Another major project the MAGIC Fund is aiding in is in the Value-added Ag Complex, an agri-business park also located in northeast Minot. Minot Milling, anchor tenant of the complex, recently celebrated its tenth anniversary of operations in Minot and was named the recipient of the Corporate Citizenship Award for its years of service to the community and for being such a valuable asset to the Ag Complex.

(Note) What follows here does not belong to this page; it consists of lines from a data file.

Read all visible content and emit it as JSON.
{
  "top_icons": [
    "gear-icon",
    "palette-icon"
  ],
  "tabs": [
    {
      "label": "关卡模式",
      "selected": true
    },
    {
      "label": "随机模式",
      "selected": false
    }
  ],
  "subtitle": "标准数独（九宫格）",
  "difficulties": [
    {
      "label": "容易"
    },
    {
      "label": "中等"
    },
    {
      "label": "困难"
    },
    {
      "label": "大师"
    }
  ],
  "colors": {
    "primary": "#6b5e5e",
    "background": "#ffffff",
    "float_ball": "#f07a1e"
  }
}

In late September 2008, California-based C&F Foods closed on the purchase of MG Grain, an unfinished lentil processing facility in the Ag Park.

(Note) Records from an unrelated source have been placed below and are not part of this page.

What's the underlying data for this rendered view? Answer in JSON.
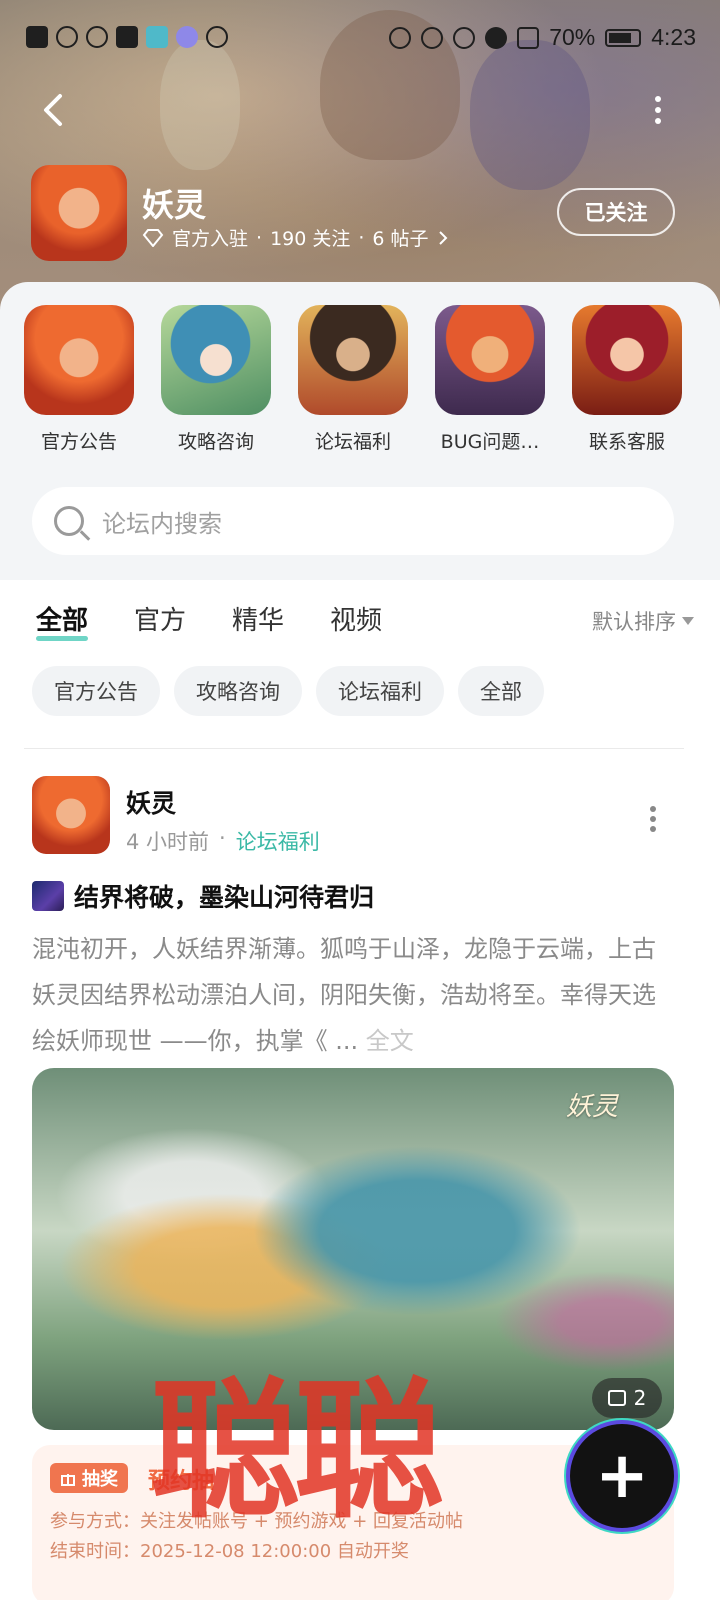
{
  "status_bar": {
    "battery": "70%",
    "time": "4:23"
  },
  "header": {
    "forum_name": "妖灵",
    "meta_official": "官方入驻",
    "meta_follow": "190 关注",
    "meta_posts": "6 帖子",
    "follow_label": "已关注"
  },
  "categories": [
    {
      "label": "官方公告"
    },
    {
      "label": "攻略咨询"
    },
    {
      "label": "论坛福利"
    },
    {
      "label": "BUG问题…"
    },
    {
      "label": "联系客服"
    }
  ],
  "search": {
    "placeholder": "论坛内搜索"
  },
  "tabs": [
    {
      "label": "全部",
      "active": true
    },
    {
      "label": "官方"
    },
    {
      "label": "精华"
    },
    {
      "label": "视频"
    }
  ],
  "sort_label": "默认排序",
  "chips": [
    {
      "label": "官方公告"
    },
    {
      "label": "攻略咨询"
    },
    {
      "label": "论坛福利"
    },
    {
      "label": "全部"
    }
  ],
  "post": {
    "author": "妖灵",
    "time": "4 小时前",
    "category": "论坛福利",
    "title": "结界将破，墨染山河待君归",
    "body": "混沌初开，人妖结界渐薄。狐鸣于山泽，龙隐于云端，上古妖灵因结界松动漂泊人间，阴阳失衡，浩劫将至。幸得天选绘妖师现世 ——你，执掌《 ...",
    "full_text": "全文",
    "image_logo": "妖灵",
    "image_count": "2",
    "lottery": {
      "tag": "抽奖",
      "title": "预约抽",
      "join": "参与方式：关注发帖账号 + 预约游戏 + 回复活动帖",
      "end": "结束时间：2025-12-08 12:00:00 自动开奖"
    }
  },
  "watermark": "聪聪",
  "fab_label": "+"
}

The third major project aided by the MAGIC Fund is the Great Plains Energy Park.[11] The project was first conceptualized in March 2008 and in April $1.1 million in MAGIC Funding was approved for the infrastructure of the park. The first Phase of the Park has been entirely sold out, allowing Minot Area Development Corporation to pay back $857,000 to the MAGIC Fund [12] In October, after the repayment of initial funding, $1.69 million in additional MAGIC funding was approved for the build out of Phase II of the Park.

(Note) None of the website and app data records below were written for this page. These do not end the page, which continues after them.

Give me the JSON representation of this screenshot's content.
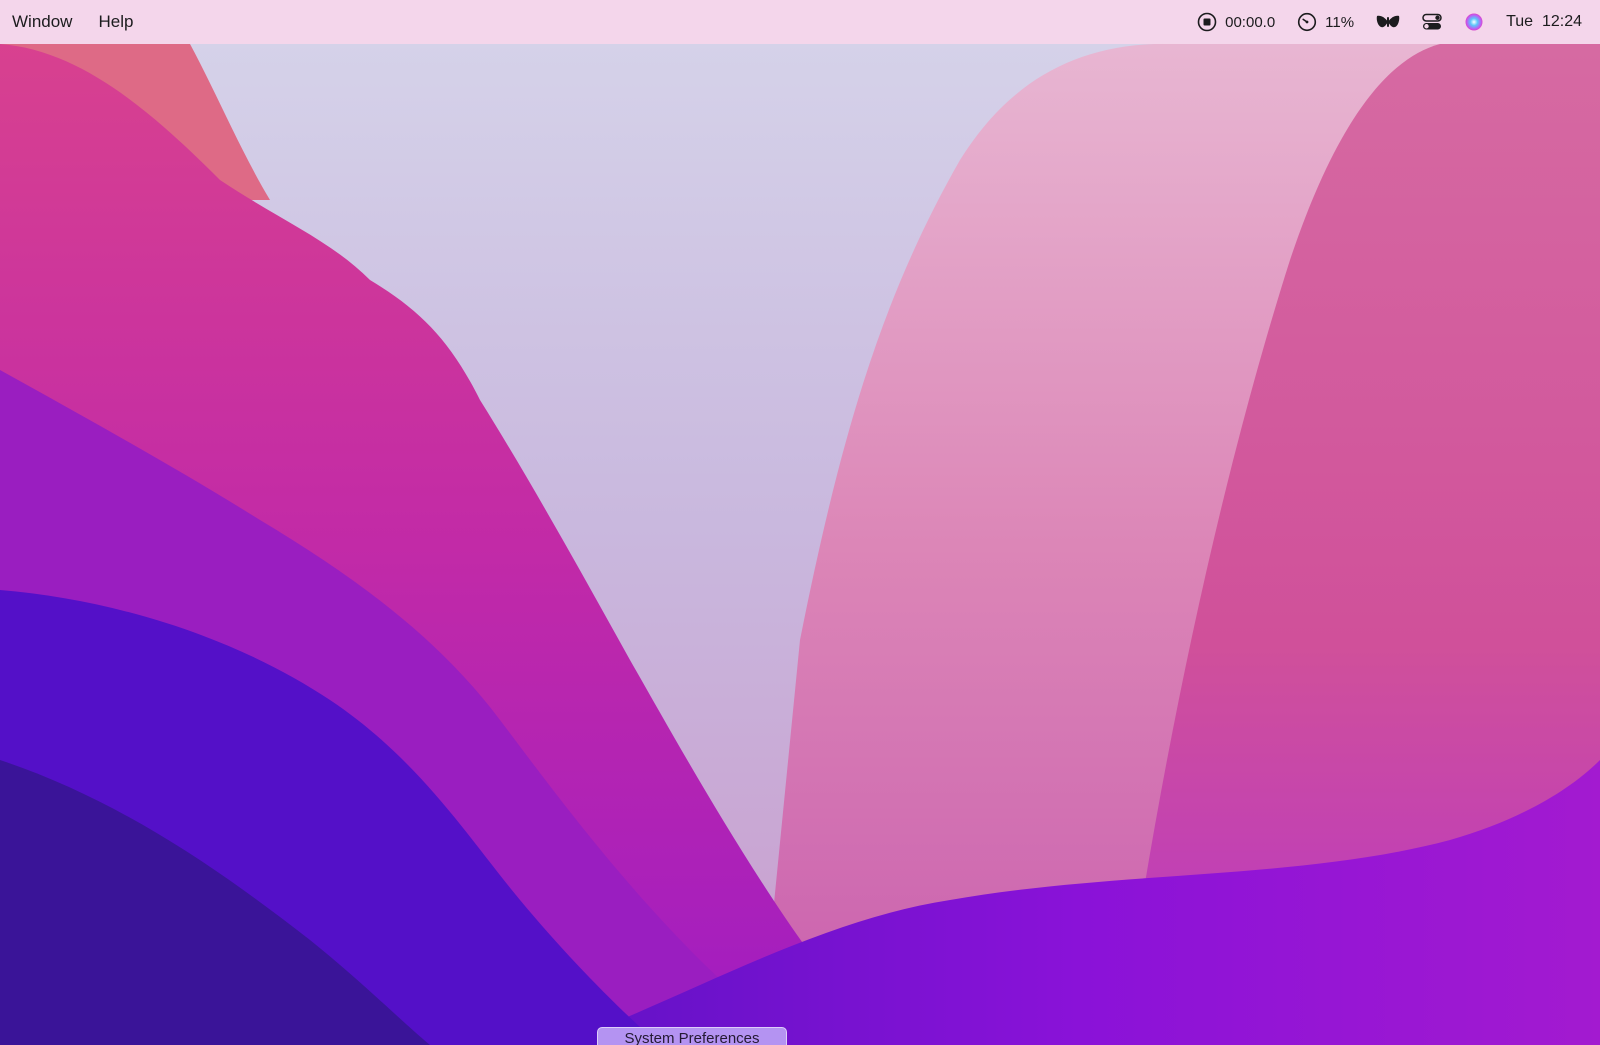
{
  "menubar": {
    "menus": [
      {
        "label": "Window"
      },
      {
        "label": "Help"
      }
    ],
    "status": {
      "recorder_icon": "record-stop-icon",
      "recorder_time": "00:00.0",
      "battery_icon": "gauge-icon",
      "battery_percent": "11%",
      "butterfly_icon": "butterfly-icon",
      "control_center_icon": "control-center-icon",
      "siri_icon": "siri-icon",
      "clock": "Tue  12:24"
    }
  },
  "dock": {
    "tooltip": "System Preferences"
  },
  "colors": {
    "menubar_bg": "#f6d6ea",
    "tooltip_bg": "#b493f2"
  }
}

MAGIC Fund Screening Committee[edit]

Seven area residents sit on the MAGIC Fund Screening Committee, appointed by the mayor and confirmed by the City Council. Members represent the financial, professional, labor, business and trade communities.[13] Initially, the MAGIC Fund Screening Committee's singular role was to review applications submitted by organizations for MAGIC funding and pass them along to the Minot City Council if approved. In the next step of the process, the City Council votes on the request at its next monthly meeting.

In 2003 the Committee adopted guidelines to require its chairman to submit a written report including fiscal information, performance evaluations, an assessment of the management health of the MAGIC Fund and a listing of all applications not approved by the Committee.[11] Two years later members of the committee recommended that all members be required to obtain some level of education in economic development. Suggestions for this included Souris Basin Planning Council seminars or statewide economic development conferences.[14]


  1. ^ a b c Schramm, Jill. “Minot’s growth fund has worked like MAGIC”. Minot Daily News. Hometown Headlines 2008. Posted October 1, 2008. Retrieved on November 1, 2008.
  2. ^ a b c d Schramm, Jill. “Minot’s growth fund has worked like MAGIC”. Minot Daily News. Hometown Headlines 2008. Posted October 1, 2008. Retrieved on November 1, 2008.
  3. ^ Schramm, Jill. “Public shares advice for MAGIC Fund”. Minot Daily News. Posted October 8, 2008. Retrieved on November 1, 2008.
  4. ^ Schramm, Jill. "MAGIC Fund guidelines reviewed." Minot Daily News. Posted on November 26, 2008. Retrieved on December 30, 2013.
  5. ^ Davis, Jenna. “MAGIC Fund members want to know if spending taxpayer dollars is ‘paying off.’” Minot Daily News. March 27, 2005. pg A1
  6. ^ Schramm, Jill. “Public shares advice for MAGIC Fund”. Minot Daily News. Posted October 8, 2008. Retrieved on November 1, 2008.
  7. ^ Ondracek, James. The rise and fall of WebSmart Interactive: A cautionary tale. Small Business Advancement National Center. Retrieved on December 12, 2008.
  8. ^ Rafferty, Tom. “MedVision expected to reimburse fund soon.” Minot Daily News. April 13, 2002. pg 1A.
  9. ^ Rafferty, Tom. “Value under analysis.” Minot Daily News. December 22, 2000. p A1.
  10. ^ Witte, Brian. “Study shows positive results.” Minot Daily News. June 5, 2001. p A1.
  11. ^ a b City of Minot Finance Department. MAGIC Fund Annual Compliance Report 2006
  12. ^ Schramm, Jill. “MADC repays $857K to MAGIC Fund.” Minot Daily News. September 25, 2008. pg 1A.
  13. ^ Chapter 28 ½, Article IV, Section 112 (2). Minot Code of Ordinances. City Council Action, April 2, 1990 (Committee Membership and Terms). City Council Action, June 2, 1997 (Terms)
  14. ^ Schramm, Jill. “More training requested.” Minot Daily News. October 4, 2005. pg B1.

External links[edit]

City of Minot
Minot Area Development Corporation